EXERCISE> Copy each entry below verbatim. Skip the pictures.

(Dataset entries)
★ ★ ★ ★ ★ ★ ★

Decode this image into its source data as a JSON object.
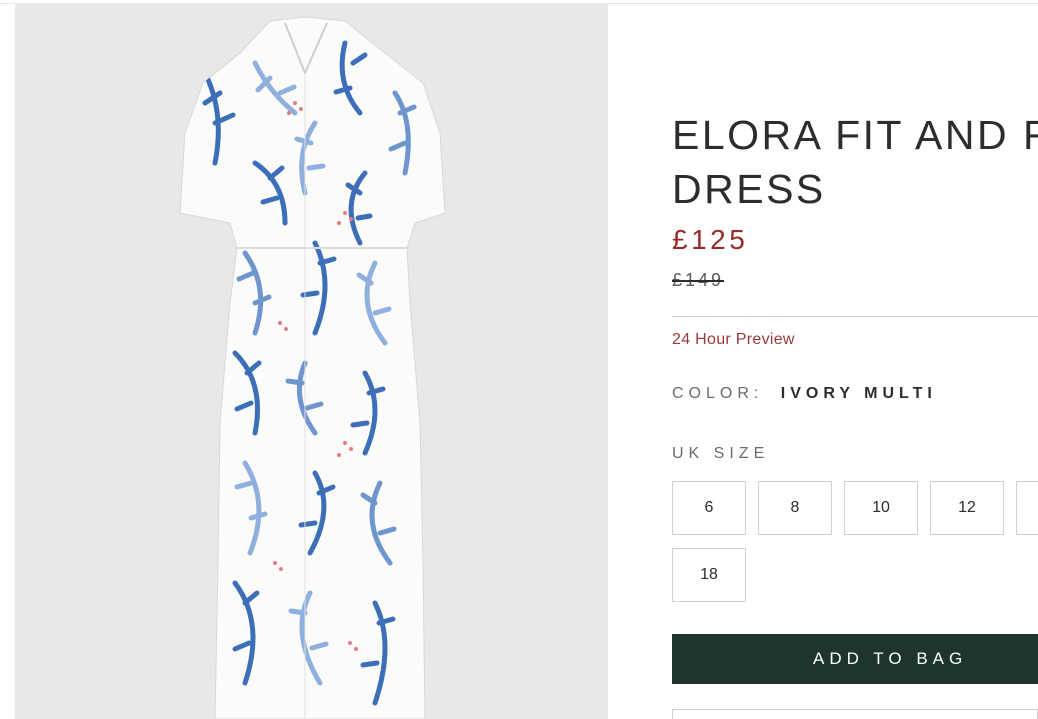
{
  "product": {
    "image_alt": "Ivory multi printed shirt dress",
    "title": "ELORA FIT AND FLARE DRESS",
    "price_now": "£125",
    "price_was": "£149",
    "preview_text": "24 Hour Preview",
    "color_label": "COLOR:",
    "color_value": "IVORY MULTI",
    "size_label": "UK SIZE",
    "sizes": [
      "6",
      "8",
      "10",
      "12",
      "",
      "18"
    ],
    "add_to_bag": "ADD TO BAG"
  },
  "colors": {
    "accent_price": "#9a2a2a",
    "button_bg": "#1d342f",
    "image_bg": "#e8e8e8",
    "print_blue": "#3d6fb8",
    "print_light_blue": "#8fb0de"
  }
}
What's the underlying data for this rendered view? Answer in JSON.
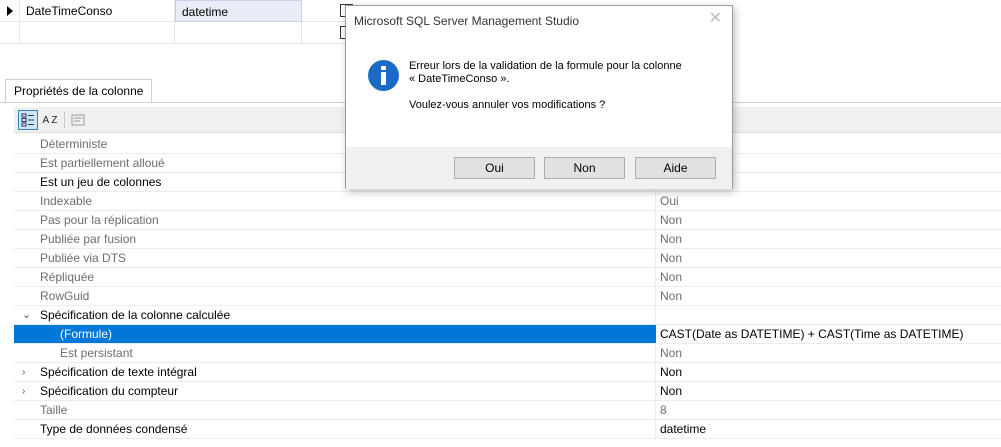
{
  "grid": {
    "rows": [
      {
        "name": "DateTimeConso",
        "type": "datetime"
      },
      {
        "name": "",
        "type": ""
      }
    ]
  },
  "panel": {
    "tab_label": "Propriétés de la colonne",
    "toolbar": {
      "categorized_icon": "categorized-icon",
      "alpha_sort_icon": "alpha-sort-icon",
      "alpha_sort_text": "A Z",
      "property_pages_icon": "property-pages-icon"
    },
    "properties": [
      {
        "name": "Déterministe",
        "value": ""
      },
      {
        "name": "Est partiellement alloué",
        "value": ""
      },
      {
        "name": "Est un jeu de colonnes",
        "value": ""
      },
      {
        "name": "Indexable",
        "value": "Oui"
      },
      {
        "name": "Pas pour la réplication",
        "value": "Non"
      },
      {
        "name": "Publiée par fusion",
        "value": "Non"
      },
      {
        "name": "Publiée via DTS",
        "value": "Non"
      },
      {
        "name": "Répliquée",
        "value": "Non"
      },
      {
        "name": "RowGuid",
        "value": "Non"
      },
      {
        "name": "Spécification de la colonne calculée",
        "value": ""
      },
      {
        "name": "(Formule)",
        "value": "CAST(Date as DATETIME) + CAST(Time as DATETIME)"
      },
      {
        "name": "Est persistant",
        "value": "Non"
      },
      {
        "name": "Spécification de texte intégral",
        "value": "Non"
      },
      {
        "name": "Spécification du compteur",
        "value": "Non"
      },
      {
        "name": "Taille",
        "value": "8"
      },
      {
        "name": "Type de données condensé",
        "value": "datetime"
      }
    ]
  },
  "dialog": {
    "title": "Microsoft SQL Server Management Studio",
    "close_glyph": "✕",
    "icon": "info-icon",
    "message_line1": "Erreur lors de la validation de la formule pour la colonne",
    "message_line2": "« DateTimeConso ».",
    "question": "Voulez-vous annuler vos modifications ?",
    "buttons": {
      "yes": "Oui",
      "no": "Non",
      "help": "Aide"
    }
  },
  "colors": {
    "selection": "#0078d7",
    "info_icon": "#1b6bc5",
    "dialog_footer": "#f0f0f0"
  }
}
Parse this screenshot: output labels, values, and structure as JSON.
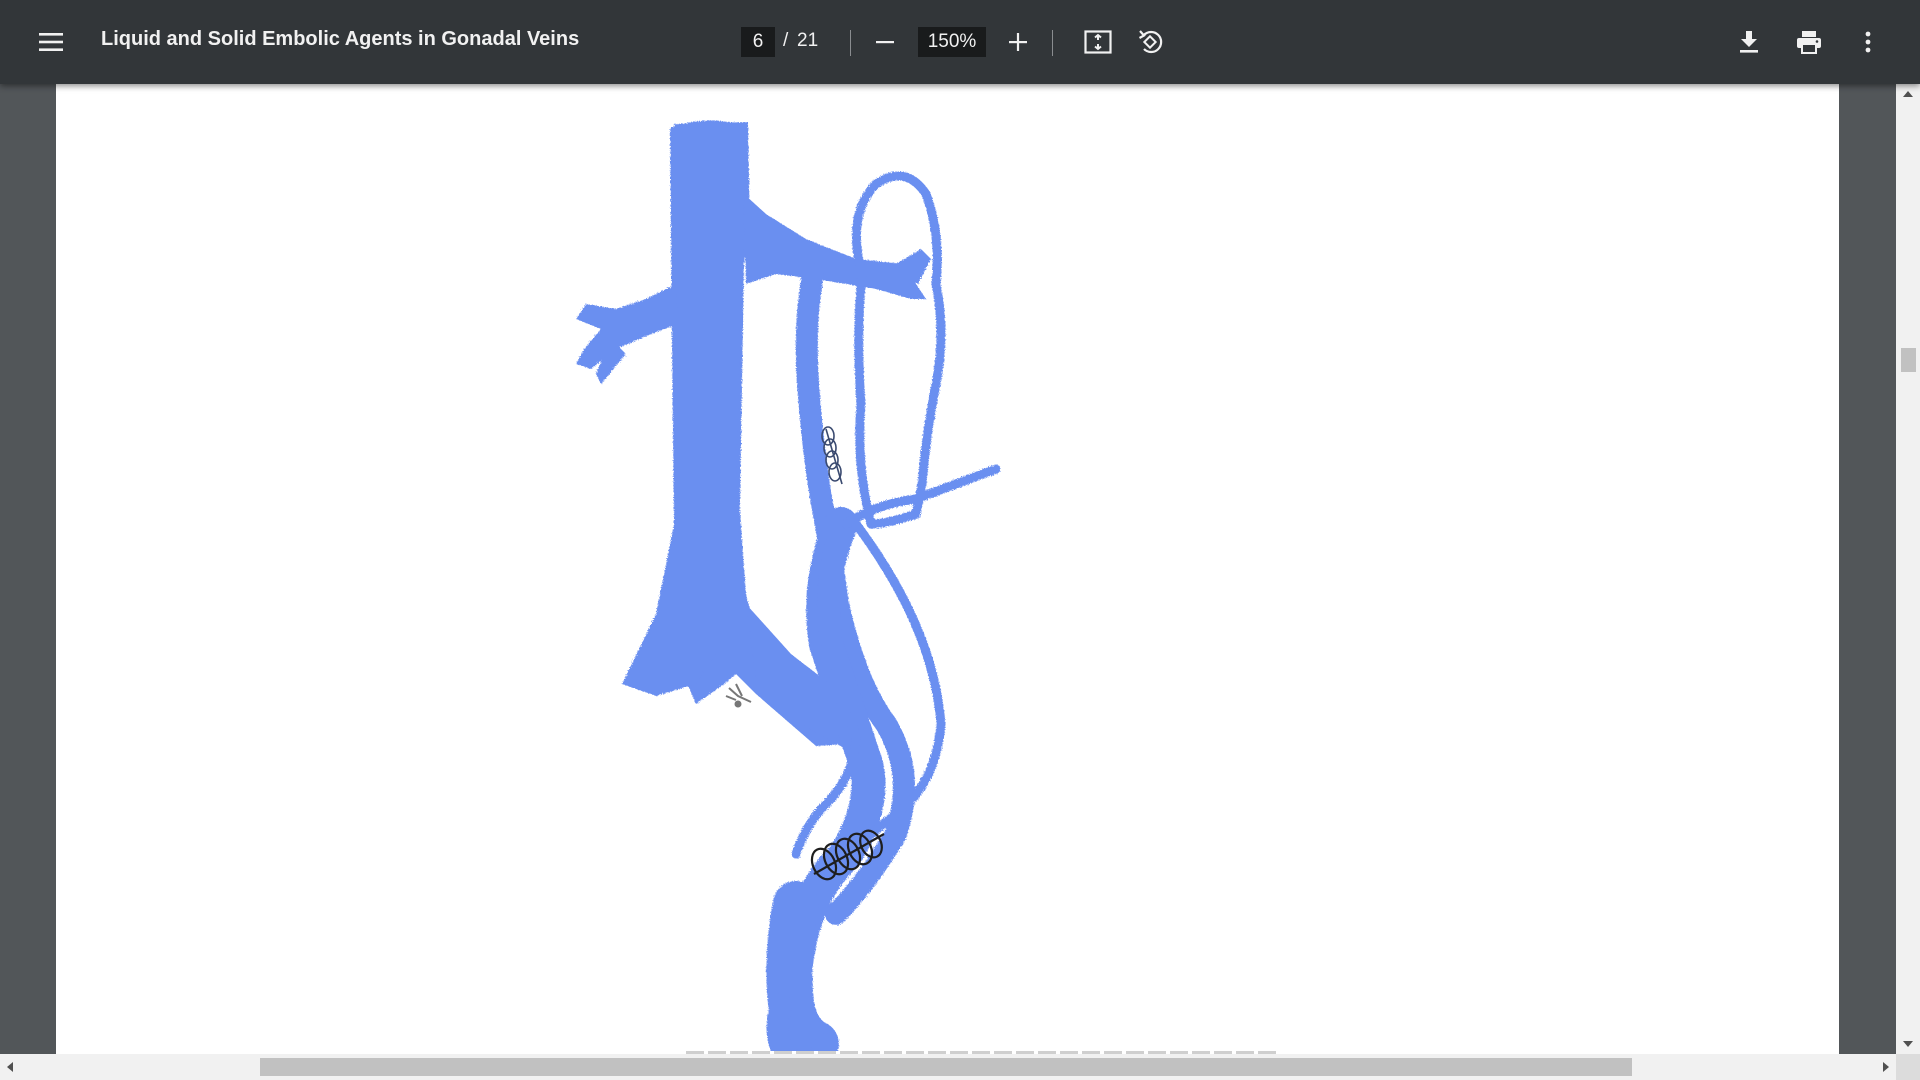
{
  "toolbar": {
    "menu_icon": "hamburger-menu-icon",
    "title": "Liquid and Solid Embolic Agents in Gonadal Veins",
    "current_page": "6",
    "page_separator": "/",
    "total_pages": "21",
    "zoom_out_icon": "minus-icon",
    "zoom_level": "150%",
    "zoom_in_icon": "plus-icon",
    "fit_icon": "fit-to-page-icon",
    "rotate_icon": "rotate-counterclockwise-icon",
    "download_icon": "download-icon",
    "print_icon": "print-icon",
    "more_icon": "more-vertical-icon"
  },
  "document": {
    "figure_image": "hand-drawn venous anatomy illustration with coils"
  },
  "colors": {
    "toolbar_bg": "#323639",
    "viewer_bg": "#525659",
    "vein_blue": "#6b8ff0",
    "page_bg": "#ffffff"
  }
}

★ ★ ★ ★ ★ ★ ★

OUTPUT FOR THIS EXERCISE>
Decode this image into its source data as a JSON object.
{
  "product": {
    "image_alt": "Ivory multi printed shirt dress",
    "title": "ELORA FIT AND FLARE DRESS",
    "price_now": "£125",
    "price_was": "£149",
    "preview_text": "24 Hour Preview",
    "color_label": "COLOR:",
    "color_value": "IVORY MULTI",
    "size_label": "UK SIZE",
    "sizes": [
      "6",
      "8",
      "10",
      "12",
      "",
      "18"
    ],
    "add_to_bag": "ADD TO BAG"
  },
  "colors": {
    "accent_price": "#9a2a2a",
    "button_bg": "#1d342f",
    "image_bg": "#e8e8e8",
    "print_blue": "#3d6fb8",
    "print_light_blue": "#8fb0de"
  }
}
What's the underlying data for this rendered view? Answer in JSON.
{
  "grid": {
    "rows": [
      {
        "name": "DateTimeConso",
        "type": "datetime"
      },
      {
        "name": "",
        "type": ""
      }
    ]
  },
  "panel": {
    "tab_label": "Propriétés de la colonne",
    "toolbar": {
      "categorized_icon": "categorized-icon",
      "alpha_sort_icon": "alpha-sort-icon",
      "alpha_sort_text": "A Z",
      "property_pages_icon": "property-pages-icon"
    },
    "properties": [
      {
        "name": "Déterministe",
        "value": ""
      },
      {
        "name": "Est partiellement alloué",
        "value": ""
      },
      {
        "name": "Est un jeu de colonnes",
        "value": ""
      },
      {
        "name": "Indexable",
        "value": "Oui"
      },
      {
        "name": "Pas pour la réplication",
        "value": "Non"
      },
      {
        "name": "Publiée par fusion",
        "value": "Non"
      },
      {
        "name": "Publiée via DTS",
        "value": "Non"
      },
      {
        "name": "Répliquée",
        "value": "Non"
      },
      {
        "name": "RowGuid",
        "value": "Non"
      },
      {
        "name": "Spécification de la colonne calculée",
        "value": ""
      },
      {
        "name": "(Formule)",
        "value": "CAST(Date as DATETIME) + CAST(Time as DATETIME)"
      },
      {
        "name": "Est persistant",
        "value": "Non"
      },
      {
        "name": "Spécification de texte intégral",
        "value": "Non"
      },
      {
        "name": "Spécification du compteur",
        "value": "Non"
      },
      {
        "name": "Taille",
        "value": "8"
      },
      {
        "name": "Type de données condensé",
        "value": "datetime"
      }
    ]
  },
  "dialog": {
    "title": "Microsoft SQL Server Management Studio",
    "close_glyph": "✕",
    "icon": "info-icon",
    "message_line1": "Erreur lors de la validation de la formule pour la colonne",
    "message_line2": "« DateTimeConso ».",
    "question": "Voulez-vous annuler vos modifications ?",
    "buttons": {
      "yes": "Oui",
      "no": "Non",
      "help": "Aide"
    }
  },
  "colors": {
    "selection": "#0078d7",
    "info_icon": "#1b6bc5",
    "dialog_footer": "#f0f0f0"
  }
}
Parse this screenshot: output labels, values, and structure as JSON.
{
  "toolbar": {
    "menu_icon": "hamburger-menu-icon",
    "title": "Liquid and Solid Embolic Agents in Gonadal Veins",
    "current_page": "6",
    "page_separator": "/",
    "total_pages": "21",
    "zoom_out_icon": "minus-icon",
    "zoom_level": "150%",
    "zoom_in_icon": "plus-icon",
    "fit_icon": "fit-to-page-icon",
    "rotate_icon": "rotate-counterclockwise-icon",
    "download_icon": "download-icon",
    "print_icon": "print-icon",
    "more_icon": "more-vertical-icon"
  },
  "document": {
    "figure_image": "hand-drawn venous anatomy illustration with coils"
  },
  "colors": {
    "toolbar_bg": "#323639",
    "viewer_bg": "#525659",
    "vein_blue": "#6b8ff0",
    "page_bg": "#ffffff"
  }
}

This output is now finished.